    • #7277

      Alina Lupu questioned
      Just to complement what Henrique said : The European Commission will soon launch the implementation of the Digital Twin of the Earth ( https://ec.europa.eu/digital-single-market/en/destination-earth-destine) and a call for experts will be published, for modelling and the design and implementation of large scale, data and compute intensive federated systems, in particular federated architecture design, HPC and cloud infrastructures operations and management, AI, data governance and stewardship.
      The expert group will help also the preparation of the Biodiversity Digital Twin that will be officially launched in 2024 (but start being prepared now).

    • #7279

      Natasha Ali commented
      You can see the analysis in this CBD INF doc here: https://www.cbd.int/doc/c/a6d3/3108/88518eab9c9d12b1c418398d/sbstta-24-inf-16-en.pdf

    • #7331

      jannysumilla questioned
      Can individual researcher publish directly to GBIF Data found out to be deficient from a certain Distribution without the links to Institutional affiliations?

    • #7333
      timhirsch
      Participant

      Janny: GBIF only accepts data from registered data publishers which can be institutions or networks endorsed through the process described at https://www.gbif.org/become-a-publisher . However, options include either sharing observations through iNaturalist whose research-grade records are automatically harvested by GBIF, or publishing a data paper e.g. through Pensoft’s Biodiversity Data Journal in which case the underlying data will be shared with GBIF through the journal’s own platform. I would be happy to elaborate on this through direct email contact thirsch@gbif.org.

    • #7372
      libertas@zju.edu.cn
      Participant

      We know the data, as innovative method, is a double-edged sword toward biodiversity. On the one hand, eDNA technology brought a large convenient on Access and Benefit Sharing (ABS) system; however, one the other hand, eDNA technology is increasing the difficulty for the cross-border supervision. Is it a good way to govern the sustainability for DSI(Digital Sequence Information)on biodiversity, especially towards ABS system?

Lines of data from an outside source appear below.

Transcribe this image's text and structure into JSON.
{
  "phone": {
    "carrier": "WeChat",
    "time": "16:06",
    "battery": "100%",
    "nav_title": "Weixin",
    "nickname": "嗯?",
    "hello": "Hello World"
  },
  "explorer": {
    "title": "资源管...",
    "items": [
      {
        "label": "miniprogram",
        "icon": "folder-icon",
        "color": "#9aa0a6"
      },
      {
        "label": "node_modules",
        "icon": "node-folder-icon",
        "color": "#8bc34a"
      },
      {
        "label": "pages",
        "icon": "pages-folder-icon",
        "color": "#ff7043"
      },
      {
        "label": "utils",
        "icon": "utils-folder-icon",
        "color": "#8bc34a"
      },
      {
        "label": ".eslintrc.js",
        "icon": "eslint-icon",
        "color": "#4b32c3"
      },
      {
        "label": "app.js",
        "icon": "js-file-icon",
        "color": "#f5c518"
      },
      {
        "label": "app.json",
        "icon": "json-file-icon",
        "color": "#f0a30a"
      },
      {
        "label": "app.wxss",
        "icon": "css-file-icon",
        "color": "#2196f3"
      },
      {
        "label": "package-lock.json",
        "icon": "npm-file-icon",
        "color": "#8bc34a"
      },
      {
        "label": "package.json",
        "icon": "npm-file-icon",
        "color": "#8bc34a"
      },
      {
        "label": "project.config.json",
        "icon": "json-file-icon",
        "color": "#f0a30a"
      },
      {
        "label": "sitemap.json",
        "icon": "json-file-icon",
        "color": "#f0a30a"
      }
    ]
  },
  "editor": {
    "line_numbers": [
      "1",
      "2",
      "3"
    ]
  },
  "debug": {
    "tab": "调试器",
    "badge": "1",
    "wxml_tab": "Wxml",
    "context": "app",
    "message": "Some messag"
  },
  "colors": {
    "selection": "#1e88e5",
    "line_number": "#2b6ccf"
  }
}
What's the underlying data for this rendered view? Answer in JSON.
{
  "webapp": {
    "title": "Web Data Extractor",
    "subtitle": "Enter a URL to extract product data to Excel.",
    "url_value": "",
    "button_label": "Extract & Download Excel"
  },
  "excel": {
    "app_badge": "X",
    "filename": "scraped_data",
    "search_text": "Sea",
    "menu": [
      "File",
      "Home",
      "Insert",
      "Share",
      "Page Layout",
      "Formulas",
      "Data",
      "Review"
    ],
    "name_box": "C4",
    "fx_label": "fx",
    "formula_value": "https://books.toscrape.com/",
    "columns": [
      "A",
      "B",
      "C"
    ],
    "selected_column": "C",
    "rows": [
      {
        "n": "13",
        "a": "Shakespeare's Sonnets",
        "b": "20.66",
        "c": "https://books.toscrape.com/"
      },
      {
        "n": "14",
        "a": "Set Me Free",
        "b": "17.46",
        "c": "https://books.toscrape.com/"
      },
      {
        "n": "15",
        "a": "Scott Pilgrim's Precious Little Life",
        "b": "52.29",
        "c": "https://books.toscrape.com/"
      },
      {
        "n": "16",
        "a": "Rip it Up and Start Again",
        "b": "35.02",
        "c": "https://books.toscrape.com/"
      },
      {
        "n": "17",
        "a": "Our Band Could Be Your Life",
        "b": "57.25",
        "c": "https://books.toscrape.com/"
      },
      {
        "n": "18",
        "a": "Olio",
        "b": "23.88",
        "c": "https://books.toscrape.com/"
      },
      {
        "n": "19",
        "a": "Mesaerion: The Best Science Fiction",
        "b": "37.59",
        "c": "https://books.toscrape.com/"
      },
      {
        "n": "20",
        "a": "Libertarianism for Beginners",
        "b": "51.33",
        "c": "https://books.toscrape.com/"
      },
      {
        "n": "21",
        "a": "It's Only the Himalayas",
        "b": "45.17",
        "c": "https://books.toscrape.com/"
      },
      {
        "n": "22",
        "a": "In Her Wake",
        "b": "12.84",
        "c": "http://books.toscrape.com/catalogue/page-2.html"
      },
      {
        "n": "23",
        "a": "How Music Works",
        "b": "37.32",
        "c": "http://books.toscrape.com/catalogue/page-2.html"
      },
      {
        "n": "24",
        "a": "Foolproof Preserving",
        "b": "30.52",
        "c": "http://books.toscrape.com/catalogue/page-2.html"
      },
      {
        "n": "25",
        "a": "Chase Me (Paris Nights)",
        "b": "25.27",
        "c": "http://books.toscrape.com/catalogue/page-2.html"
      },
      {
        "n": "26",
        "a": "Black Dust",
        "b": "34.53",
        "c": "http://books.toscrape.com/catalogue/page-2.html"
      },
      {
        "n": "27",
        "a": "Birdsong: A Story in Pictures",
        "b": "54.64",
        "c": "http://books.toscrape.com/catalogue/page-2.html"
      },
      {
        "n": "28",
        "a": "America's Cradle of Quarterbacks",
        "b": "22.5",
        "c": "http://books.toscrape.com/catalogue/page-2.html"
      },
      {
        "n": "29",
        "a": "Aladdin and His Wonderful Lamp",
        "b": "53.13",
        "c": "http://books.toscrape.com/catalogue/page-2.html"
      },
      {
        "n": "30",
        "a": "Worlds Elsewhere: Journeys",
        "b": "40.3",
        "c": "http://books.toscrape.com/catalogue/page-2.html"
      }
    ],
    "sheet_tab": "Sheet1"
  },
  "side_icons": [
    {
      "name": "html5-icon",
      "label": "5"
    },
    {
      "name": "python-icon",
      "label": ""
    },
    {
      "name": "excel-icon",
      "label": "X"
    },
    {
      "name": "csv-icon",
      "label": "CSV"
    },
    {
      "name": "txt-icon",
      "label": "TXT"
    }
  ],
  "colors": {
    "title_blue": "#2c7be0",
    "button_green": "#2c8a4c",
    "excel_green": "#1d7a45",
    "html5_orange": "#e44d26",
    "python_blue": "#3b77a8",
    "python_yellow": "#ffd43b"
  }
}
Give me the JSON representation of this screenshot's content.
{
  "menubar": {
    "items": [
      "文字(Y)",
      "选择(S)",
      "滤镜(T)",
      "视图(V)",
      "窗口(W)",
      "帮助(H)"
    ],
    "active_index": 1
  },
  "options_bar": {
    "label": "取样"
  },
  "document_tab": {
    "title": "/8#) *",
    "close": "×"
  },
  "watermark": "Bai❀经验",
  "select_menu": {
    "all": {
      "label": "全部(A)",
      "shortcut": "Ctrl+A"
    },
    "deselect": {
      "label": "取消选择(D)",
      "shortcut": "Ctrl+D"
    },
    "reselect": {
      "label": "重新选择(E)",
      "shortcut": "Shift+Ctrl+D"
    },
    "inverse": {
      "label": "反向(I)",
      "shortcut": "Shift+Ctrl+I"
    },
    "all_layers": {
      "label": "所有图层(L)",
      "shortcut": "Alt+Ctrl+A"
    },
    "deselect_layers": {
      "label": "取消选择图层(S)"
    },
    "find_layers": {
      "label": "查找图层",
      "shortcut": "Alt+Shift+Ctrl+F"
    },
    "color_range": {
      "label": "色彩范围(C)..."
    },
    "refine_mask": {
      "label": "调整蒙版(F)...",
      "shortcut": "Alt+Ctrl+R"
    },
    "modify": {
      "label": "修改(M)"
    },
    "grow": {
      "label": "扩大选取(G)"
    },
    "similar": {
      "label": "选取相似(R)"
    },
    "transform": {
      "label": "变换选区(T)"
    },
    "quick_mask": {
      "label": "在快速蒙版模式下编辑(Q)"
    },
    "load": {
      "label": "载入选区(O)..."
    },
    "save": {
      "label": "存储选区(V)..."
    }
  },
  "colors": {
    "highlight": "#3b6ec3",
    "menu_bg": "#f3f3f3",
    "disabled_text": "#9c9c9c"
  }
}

      • #7376
        timhirsch
        Participant

        Certainly the systems currently in place through GBIF to ensure transparency and attribution for research use of data shared under open licence from multiple sources and from many countries (e.g. through DOI citations) could be part of the model for governance of DSI – and this approach is among the policy options currently under discussion through the CBD consultations on this issue.

        • #7381
          libertas@zju.edu.cn
          Participant

          Prof. Tim, thanks for your respoond! That is a promising policy! But We may still face the pressure from “business secret” of DSI, as currently, some of private companies hide their valuable DSI and prevent them from public access in order to avoid ABS obligation and at the same time raise it business value and academic value. Also, we may still face the challenge that how to trace back the DSI as DOI, especially in the circumstance that such DSI was used and reused multiple times.

Viewing 27 reply threads
  • The topic ‘Session 2’ is closed to new replies.